Irritation is when a substance applied to the skin produces an immediate irritating effect. The appearance of the skin may be blotchy and red, and it may be painful or feel like it is burning to some individuals. The severity of the reaction will depend on the concentration (dilution) and the specific essential oil applied. Avoid using undiluted dermal irritants on the skin, and avoid using even diluted oils on inflamed, open, or damaged skin.

Skin irritating essential oils include cinnamon bark, citronella, clove bud, lemongrass, oregano, thyme ct. thymol, winter savory


Sensitization is either an immediate or, more commonly, a delayed allergic response that involves the immune system. Cinnamon bark (and to some extent, the leaf) and clove bud are good examples of essential oils that can cause both immediate and delayed sensitization responses. Delayed sensitization means that although there may be no reaction upon the first or even after several applications, eventually an inflammatory reaction occurs.

What does it look like on the skin? There will be a red rash or darker area of the skin (in darker color skin), reflecting damage caused by substances such as histamine released in the dermis due to an immune response.

The problem with sensitization is that once it occurs with a specific essential oil, the individual is most likely going to be sensitive to it for many years and perhaps for the remainder of his or her life. The best way to prevent sensitization is to avoid applying known dermal sensitizers to the skin.

Skin sensitizers include cinnamon bark; oxidized oils of pine, fir, and other conifers; all citrus essential oils


Photosensitization is a reaction to a substance applied to the skin that occurs only in the presence of UV light in the UVA range. Photosensitizing essential oils will cause burning or skin pigmentation changes, such as tanning, upon exposure to sun or similar light (ultraviolet rays). Reactions can range from a mild color change to deep weeping burns. Do not use or recommend the use of photo-sensitizing essential oils prior to going into a tanning booth or out into the sun for at least twelve hours after application.

Certain drugs, such as tetracycline, increase the photosensitivity of the skin, thus increasing the harmful effects of photosensitizing essential oils under the necessary conditions.

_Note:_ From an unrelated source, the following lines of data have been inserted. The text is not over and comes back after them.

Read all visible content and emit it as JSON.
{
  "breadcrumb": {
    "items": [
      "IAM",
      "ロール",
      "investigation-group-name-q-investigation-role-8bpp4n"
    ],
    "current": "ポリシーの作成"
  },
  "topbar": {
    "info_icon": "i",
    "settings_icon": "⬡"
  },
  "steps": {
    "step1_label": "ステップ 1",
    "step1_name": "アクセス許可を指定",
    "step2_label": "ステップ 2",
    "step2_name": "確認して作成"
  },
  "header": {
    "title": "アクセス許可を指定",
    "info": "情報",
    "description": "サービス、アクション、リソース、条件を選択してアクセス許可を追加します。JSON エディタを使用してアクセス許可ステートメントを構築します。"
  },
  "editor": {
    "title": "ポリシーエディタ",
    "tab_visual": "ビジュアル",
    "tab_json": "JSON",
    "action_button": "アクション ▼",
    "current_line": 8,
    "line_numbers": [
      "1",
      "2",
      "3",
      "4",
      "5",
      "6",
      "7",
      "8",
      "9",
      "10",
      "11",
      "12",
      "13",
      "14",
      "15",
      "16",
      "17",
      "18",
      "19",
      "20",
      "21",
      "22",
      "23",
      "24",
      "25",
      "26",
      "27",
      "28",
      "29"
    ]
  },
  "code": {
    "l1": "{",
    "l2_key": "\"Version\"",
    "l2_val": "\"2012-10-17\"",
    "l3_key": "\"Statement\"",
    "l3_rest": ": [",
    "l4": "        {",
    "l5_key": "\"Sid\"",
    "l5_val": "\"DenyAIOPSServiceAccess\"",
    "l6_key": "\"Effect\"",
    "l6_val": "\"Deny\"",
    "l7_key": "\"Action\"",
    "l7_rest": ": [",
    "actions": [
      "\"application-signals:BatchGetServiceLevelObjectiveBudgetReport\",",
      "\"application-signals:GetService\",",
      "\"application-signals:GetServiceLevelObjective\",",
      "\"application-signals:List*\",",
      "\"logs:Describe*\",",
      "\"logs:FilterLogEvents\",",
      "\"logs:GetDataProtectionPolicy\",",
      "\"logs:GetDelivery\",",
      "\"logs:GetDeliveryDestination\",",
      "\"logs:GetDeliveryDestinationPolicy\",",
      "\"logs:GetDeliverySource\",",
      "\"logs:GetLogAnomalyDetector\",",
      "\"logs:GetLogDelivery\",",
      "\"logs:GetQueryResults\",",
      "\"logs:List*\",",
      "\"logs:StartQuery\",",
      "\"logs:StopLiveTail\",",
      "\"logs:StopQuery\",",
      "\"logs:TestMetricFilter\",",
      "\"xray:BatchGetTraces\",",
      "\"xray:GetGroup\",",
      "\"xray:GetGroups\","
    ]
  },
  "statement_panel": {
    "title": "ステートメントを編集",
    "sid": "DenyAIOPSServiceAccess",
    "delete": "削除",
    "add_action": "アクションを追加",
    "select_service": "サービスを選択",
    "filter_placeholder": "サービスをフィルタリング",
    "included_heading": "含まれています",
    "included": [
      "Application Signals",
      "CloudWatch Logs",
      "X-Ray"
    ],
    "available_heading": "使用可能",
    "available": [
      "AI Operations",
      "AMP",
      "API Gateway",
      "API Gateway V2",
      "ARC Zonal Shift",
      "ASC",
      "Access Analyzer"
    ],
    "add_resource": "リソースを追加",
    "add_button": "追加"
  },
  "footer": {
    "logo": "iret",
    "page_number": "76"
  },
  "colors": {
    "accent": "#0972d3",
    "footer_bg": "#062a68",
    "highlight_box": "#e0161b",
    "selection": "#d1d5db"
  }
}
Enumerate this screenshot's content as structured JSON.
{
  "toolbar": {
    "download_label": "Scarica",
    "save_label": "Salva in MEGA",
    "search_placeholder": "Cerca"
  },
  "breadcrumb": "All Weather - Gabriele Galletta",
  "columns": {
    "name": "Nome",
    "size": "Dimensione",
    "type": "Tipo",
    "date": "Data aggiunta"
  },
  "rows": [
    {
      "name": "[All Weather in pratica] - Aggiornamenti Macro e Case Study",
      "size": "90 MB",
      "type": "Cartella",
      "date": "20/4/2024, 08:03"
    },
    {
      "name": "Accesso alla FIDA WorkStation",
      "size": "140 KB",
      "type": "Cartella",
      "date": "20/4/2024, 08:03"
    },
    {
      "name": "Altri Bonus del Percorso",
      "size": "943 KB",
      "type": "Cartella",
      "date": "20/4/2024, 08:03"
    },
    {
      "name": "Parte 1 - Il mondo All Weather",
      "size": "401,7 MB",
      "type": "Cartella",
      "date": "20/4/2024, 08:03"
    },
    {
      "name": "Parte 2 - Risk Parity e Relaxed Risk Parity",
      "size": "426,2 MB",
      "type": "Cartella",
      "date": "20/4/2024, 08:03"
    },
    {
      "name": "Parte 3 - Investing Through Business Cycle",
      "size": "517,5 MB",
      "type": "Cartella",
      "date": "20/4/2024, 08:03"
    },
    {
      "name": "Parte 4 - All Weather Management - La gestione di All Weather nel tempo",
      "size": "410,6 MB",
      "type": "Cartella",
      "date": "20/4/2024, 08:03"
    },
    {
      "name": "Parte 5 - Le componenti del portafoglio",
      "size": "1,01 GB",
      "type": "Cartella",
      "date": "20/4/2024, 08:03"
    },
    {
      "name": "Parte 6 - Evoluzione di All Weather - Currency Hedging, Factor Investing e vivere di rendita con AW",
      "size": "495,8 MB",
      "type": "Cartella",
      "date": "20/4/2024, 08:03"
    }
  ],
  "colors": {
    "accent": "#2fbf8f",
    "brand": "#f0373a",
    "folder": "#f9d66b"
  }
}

Photosensitizing essential oils include angelica root, bergamot, expressed lemon, expressed lime, and expressed bitter orange. Distilled or expressed grapefruit has a low risk for photosensitization.

These citrus oils are not photosensitizing distilled lemon, distilled lime, mandarin, bergamot FCF, sweet orange, yuzu (distilled or expressed).